	int player_x = 0, player_y = 0;
	
	// Get a pointer to the first OAM entry
	OBJ_ATTR *sprites= &obj_buffer[0];
	obj_set_attr(sprites, 
		ATTR0_TALL | ATTR0_8BPP,  // Tall 64x64 = 32x64				
		ATTR1_SIZE_64,			  // 64x64
		ATTR2_PALBANK(0) | 0);    // pal0, tid0

	while(1) {
		// Wait for VBlank
		vid_vsync();
		
		// Get the state of the input controls
		key_poll();
		
		// Get the state of the D-pad, adjust our x/y accordingly
		x += 2 * key_tri_horz();
		y += 2 * key_tri_vert();

		// Bound x and y by the size of the map.
		if (x < 0) 
			x = 0;
		else if (x > MAP_WIDTH) 
			x = MAP_WIDTH;
		
		if (y < 0) 
			y = 0;
		else if (y > MAP_HEIGHT) 
			y = MAP_HEIGHT;
		
		// If we're in the 1st quarter, lock the window on 0 and move the sprite
		if (x < VID_WIDTH/2) {
			window_x = 0;
			player_x = x;
		}
		// If we're in the 4th quarter, lock the window as far as possible 
		// without looping and move the sprite
		else if (x > MAP_WIDTH-VID_WIDTH/2) {
			window_x = MAP_WIDTH-VID_WIDTH;
			player_x = x - window_x;
		}
		// In the 2nd and 3rd quarter center the sprite and move the screen
		else {
			window_x = x - VID_WIDTH/2;
			player_x = VID_WIDTH/2;
		}

		// Same thing as before, but vertically.  If we're too close to the top
		// lock the screen and move the sprite.
		if (y < VID_HEIGHT/2) {
			window_y = 0;
			player_y = y;
		}
		// If we're too close to the bottom, lock the screen and move the sprite
		else if (y > MAP_HEIGHT-VID_HEIGHT/2) {
			window_y = MAP_HEIGHT-VID_HEIGHT;
			player_y = y - window_y;
		}
		// Lock the sprite and move the screen otherwise
		else {
			window_y = y - VID_HEIGHT/2;
			player_y = VID_HEIGHT/2;
		}

		// Set the window offset of BG2
		REG_BG2HOFS = window_x;
		REG_BG2VOFS = window_y; 
		
		// Change the sprite position
		obj_set_pos(sprites, player_x, player_y);

		// Copy the bufferred OAM entries to the actual OAM memory
		oam_copy(oam_mem, obj_buffer, 1);	// only need to update one
	}
}

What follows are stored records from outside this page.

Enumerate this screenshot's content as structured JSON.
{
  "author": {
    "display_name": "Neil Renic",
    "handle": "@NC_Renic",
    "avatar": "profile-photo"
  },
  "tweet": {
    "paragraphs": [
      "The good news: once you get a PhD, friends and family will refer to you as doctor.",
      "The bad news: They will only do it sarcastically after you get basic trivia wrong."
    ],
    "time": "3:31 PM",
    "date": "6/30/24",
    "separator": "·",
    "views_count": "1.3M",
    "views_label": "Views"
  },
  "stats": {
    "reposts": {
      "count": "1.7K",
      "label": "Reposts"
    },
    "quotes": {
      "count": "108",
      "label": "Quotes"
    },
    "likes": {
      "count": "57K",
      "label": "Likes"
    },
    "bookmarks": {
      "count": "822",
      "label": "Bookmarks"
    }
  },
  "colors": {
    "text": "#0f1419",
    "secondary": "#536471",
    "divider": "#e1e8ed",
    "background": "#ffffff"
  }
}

int main()
{
	// Load the toiles into page 0
	memcpy(&tile_mem[0][0], (u8*)TS_PORTAL, 256*128);
	// Load the palette
	memcpy(pal_bg_mem, (u16*)PAL_PORTAL, 256*2);
	// Load the sceen entries into page 30
	memcpy(&se_mem[30], (u16*)LEVEL1, 64*32*2);
	// Load the sprites sprite into tile memory vram page 4
	memcpy(&tile_mem[4][0], spritesTiles, spritesTilesLen);
	// Load the palette memory into palette memory
	memcpy(pal_obj_mem, spritesPal, spritesPalLen);
	
	// Set mode 0, bg 2, sprites on, 1D sprites
	REG_DISPCNT = DCNT_MODE(0) | DCNT_BG2 | DCNT_OBJ | DCNT_OBJ_1D;

	// Setup BG2 to use 256 colors, with tiles on page 0, 
	// screen entries on page 30 and the size of 64x32t
	REG_BG2CNT = BG_8BPP | BG_CBB(0) | BG_SBB(30) | BG_REG_64x32;
	
	loop();

	return 0;
}

Fun Idea[edit]

What if we created a huge font using as many tiles as possible, then filled a simple 32x32 map with some text? Now let's start scrolling to the right. Every eight pixels we scroll, change the map just right of the window to be the next column of our text. Now we've got the workings of a full screen text scroller. Combine this with another background using the raster bar effects we've already worked with and we've got quite a nice demo routine!